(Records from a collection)
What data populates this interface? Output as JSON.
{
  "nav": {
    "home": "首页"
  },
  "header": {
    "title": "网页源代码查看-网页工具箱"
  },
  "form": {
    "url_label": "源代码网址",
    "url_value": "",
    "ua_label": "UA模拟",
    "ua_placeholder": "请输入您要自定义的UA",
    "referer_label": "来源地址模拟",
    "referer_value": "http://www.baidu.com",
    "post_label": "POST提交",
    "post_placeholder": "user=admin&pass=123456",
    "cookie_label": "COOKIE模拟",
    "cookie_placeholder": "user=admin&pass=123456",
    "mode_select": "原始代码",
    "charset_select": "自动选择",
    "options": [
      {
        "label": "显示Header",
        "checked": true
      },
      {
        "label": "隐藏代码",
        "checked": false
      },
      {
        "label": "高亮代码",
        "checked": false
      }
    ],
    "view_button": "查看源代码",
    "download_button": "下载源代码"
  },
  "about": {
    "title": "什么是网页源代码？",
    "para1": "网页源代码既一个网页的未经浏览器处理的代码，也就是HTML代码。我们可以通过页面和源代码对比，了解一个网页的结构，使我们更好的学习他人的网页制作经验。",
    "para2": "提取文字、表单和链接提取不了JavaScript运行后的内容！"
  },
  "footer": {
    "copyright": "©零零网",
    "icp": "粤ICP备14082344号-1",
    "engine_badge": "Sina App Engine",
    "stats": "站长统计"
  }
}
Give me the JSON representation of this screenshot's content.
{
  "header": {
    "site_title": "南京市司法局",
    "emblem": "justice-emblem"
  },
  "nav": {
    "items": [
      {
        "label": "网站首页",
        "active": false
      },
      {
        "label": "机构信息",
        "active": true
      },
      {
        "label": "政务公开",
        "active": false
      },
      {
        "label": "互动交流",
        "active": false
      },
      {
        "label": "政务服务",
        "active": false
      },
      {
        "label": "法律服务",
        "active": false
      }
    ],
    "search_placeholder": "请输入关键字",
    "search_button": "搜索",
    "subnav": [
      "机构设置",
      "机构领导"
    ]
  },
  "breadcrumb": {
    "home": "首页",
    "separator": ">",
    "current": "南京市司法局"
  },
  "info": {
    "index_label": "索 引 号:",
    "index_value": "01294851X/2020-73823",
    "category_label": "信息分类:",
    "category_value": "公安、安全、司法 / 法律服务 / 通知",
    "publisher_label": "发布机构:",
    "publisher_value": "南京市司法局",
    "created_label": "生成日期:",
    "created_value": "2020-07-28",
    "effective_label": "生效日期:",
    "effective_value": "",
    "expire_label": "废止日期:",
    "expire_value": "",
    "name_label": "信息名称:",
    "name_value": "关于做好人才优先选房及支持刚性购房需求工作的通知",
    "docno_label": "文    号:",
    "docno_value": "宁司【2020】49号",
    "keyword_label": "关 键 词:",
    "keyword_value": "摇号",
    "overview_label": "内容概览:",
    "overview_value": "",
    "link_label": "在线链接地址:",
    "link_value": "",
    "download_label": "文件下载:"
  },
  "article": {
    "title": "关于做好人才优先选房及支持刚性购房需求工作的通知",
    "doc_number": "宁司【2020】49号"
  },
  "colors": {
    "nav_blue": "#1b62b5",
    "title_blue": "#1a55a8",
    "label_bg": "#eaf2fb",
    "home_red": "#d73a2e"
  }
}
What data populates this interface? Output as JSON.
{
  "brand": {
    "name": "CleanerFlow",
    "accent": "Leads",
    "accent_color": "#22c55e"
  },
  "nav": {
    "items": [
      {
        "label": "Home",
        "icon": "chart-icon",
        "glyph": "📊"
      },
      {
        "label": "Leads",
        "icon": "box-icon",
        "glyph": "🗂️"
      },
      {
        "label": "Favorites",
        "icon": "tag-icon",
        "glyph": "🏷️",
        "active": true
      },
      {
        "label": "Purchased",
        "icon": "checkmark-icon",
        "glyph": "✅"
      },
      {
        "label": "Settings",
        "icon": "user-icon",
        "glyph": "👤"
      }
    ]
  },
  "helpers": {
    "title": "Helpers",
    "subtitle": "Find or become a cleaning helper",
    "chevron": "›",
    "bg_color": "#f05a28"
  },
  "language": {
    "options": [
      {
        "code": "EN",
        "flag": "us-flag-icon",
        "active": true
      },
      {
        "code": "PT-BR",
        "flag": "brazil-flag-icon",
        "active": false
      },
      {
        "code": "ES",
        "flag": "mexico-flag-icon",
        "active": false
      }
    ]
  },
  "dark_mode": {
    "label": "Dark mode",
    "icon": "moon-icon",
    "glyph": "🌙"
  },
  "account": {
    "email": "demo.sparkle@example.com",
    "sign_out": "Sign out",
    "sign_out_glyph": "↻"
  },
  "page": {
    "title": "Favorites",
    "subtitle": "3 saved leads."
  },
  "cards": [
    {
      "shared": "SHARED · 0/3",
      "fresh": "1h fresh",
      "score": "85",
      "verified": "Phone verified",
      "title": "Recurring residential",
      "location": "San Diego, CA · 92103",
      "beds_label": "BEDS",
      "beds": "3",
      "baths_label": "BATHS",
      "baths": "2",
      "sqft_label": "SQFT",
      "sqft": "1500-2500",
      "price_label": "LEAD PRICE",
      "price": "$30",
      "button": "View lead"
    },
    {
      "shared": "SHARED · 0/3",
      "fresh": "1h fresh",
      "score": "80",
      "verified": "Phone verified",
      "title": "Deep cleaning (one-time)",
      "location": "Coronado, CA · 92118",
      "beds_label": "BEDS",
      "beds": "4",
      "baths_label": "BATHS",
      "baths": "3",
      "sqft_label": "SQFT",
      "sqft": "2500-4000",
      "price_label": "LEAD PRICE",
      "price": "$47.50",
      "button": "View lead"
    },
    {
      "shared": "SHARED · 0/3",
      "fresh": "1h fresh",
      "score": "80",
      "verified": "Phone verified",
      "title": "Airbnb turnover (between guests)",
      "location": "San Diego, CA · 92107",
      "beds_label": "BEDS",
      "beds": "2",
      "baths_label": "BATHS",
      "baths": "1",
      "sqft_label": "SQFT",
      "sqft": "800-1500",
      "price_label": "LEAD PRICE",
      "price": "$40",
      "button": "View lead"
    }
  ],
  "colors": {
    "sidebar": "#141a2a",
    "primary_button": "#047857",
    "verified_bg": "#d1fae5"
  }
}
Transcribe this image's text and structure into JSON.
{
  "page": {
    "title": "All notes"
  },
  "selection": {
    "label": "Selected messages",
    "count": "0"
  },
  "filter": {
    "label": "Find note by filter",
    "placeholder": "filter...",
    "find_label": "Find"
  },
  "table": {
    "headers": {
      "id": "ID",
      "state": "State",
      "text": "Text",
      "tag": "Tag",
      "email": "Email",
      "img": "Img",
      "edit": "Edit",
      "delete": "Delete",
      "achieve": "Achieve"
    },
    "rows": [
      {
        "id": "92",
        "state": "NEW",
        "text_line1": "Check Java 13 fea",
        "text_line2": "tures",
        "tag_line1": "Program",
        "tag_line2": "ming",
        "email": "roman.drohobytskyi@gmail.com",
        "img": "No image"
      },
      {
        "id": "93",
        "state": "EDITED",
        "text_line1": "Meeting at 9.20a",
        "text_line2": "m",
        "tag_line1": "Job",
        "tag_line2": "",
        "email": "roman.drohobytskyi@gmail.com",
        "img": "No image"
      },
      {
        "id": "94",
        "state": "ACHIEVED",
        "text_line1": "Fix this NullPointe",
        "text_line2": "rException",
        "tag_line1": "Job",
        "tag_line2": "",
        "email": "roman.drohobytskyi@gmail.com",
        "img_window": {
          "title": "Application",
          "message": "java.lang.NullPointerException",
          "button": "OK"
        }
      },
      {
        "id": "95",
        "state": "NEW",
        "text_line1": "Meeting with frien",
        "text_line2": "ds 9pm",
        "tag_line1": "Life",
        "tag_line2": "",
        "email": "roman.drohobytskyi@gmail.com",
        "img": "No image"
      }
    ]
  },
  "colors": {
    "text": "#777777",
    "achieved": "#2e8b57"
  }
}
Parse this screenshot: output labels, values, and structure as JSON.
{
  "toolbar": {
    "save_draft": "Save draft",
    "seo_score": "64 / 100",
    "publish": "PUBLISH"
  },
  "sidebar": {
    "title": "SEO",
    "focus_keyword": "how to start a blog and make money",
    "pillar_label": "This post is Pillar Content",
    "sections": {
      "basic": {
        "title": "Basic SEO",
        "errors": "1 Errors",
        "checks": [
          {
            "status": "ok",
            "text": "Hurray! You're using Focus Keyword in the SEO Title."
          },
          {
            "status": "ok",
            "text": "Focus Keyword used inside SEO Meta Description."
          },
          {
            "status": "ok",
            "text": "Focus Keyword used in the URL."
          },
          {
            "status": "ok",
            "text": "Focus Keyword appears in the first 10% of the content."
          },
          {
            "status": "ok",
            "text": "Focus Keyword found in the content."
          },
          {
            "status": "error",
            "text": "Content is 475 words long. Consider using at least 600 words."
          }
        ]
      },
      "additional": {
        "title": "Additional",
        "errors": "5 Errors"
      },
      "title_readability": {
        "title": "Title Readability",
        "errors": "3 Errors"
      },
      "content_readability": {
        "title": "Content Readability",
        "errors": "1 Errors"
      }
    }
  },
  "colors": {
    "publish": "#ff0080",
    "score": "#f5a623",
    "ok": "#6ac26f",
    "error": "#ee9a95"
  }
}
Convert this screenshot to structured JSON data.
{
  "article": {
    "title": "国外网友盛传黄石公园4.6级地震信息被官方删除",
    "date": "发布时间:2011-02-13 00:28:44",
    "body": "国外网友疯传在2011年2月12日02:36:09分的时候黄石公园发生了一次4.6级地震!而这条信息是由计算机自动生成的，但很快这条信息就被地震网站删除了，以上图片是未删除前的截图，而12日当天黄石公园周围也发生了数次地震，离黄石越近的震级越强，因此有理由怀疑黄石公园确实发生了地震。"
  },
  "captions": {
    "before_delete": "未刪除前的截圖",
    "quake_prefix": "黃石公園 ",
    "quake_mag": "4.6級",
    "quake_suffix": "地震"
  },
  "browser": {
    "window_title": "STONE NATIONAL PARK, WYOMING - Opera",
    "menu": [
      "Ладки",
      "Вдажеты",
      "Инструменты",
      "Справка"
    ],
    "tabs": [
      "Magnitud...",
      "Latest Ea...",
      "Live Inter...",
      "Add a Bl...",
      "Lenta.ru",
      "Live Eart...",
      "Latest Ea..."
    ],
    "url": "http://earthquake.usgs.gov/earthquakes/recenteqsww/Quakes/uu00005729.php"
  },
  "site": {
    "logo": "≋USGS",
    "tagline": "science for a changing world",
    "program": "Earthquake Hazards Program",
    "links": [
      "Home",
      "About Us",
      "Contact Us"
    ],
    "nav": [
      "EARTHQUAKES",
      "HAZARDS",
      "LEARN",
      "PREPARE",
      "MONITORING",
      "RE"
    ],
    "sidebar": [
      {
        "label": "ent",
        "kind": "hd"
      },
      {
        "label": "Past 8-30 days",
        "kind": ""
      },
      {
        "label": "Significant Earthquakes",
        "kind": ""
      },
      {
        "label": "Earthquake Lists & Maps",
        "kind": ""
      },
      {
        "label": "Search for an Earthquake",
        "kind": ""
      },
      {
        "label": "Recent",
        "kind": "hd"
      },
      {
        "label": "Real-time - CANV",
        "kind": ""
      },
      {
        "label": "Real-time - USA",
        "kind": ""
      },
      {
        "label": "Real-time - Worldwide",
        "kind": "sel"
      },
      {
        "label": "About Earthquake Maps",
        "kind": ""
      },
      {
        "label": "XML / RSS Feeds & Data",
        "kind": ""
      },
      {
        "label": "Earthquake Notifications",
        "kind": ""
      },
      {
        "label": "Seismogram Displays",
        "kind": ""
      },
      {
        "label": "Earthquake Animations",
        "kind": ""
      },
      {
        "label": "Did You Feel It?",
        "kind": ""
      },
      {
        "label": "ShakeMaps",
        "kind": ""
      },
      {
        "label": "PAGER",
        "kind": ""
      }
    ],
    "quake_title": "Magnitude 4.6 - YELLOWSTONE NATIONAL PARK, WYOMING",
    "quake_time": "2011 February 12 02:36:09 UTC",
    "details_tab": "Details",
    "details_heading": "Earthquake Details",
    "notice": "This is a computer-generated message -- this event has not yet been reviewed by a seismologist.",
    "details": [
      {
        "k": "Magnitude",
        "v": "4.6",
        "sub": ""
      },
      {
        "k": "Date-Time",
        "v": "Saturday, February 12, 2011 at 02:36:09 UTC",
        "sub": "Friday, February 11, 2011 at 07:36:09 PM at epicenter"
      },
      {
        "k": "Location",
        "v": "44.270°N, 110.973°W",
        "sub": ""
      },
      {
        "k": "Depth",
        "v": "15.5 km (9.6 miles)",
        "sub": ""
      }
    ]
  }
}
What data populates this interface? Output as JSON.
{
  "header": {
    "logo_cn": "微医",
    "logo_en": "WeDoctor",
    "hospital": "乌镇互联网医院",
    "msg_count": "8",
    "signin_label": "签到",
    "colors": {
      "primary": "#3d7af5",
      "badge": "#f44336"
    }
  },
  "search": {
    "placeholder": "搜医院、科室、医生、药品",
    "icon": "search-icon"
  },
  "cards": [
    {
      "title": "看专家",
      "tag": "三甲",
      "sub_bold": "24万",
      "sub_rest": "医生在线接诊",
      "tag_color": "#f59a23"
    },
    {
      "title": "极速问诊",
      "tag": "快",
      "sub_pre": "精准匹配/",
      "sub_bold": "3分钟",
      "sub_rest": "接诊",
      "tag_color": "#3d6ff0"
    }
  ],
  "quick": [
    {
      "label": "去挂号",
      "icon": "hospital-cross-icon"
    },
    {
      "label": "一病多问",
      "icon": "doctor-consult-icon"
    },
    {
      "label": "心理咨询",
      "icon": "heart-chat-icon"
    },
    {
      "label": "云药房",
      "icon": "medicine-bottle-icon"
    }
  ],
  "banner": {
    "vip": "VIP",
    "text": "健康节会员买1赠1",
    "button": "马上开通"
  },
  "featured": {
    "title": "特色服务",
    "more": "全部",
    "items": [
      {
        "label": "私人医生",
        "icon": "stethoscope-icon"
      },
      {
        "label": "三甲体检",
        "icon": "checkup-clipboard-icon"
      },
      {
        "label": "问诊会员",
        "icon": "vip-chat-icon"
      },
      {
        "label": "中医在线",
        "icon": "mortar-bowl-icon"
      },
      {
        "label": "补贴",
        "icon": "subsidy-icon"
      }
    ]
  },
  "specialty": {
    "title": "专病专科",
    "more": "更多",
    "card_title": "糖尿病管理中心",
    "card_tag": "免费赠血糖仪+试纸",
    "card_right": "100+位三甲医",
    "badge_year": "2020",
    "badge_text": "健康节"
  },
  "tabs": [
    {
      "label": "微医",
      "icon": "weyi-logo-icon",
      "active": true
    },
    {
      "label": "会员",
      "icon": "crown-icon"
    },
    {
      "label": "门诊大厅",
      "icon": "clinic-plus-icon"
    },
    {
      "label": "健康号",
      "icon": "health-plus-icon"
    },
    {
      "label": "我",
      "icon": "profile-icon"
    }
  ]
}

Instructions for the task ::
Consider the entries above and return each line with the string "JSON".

Reply ::
What data populates this interface? Output as JSON.
Give me the JSON representation of this screenshot's content.
What data populates this interface? Output as JSON.
Transcribe this image's text and structure into JSON.
Parse this screenshot: output labels, values, and structure as JSON.
Convert this screenshot to structured JSON data.
What data populates this interface? Output as JSON.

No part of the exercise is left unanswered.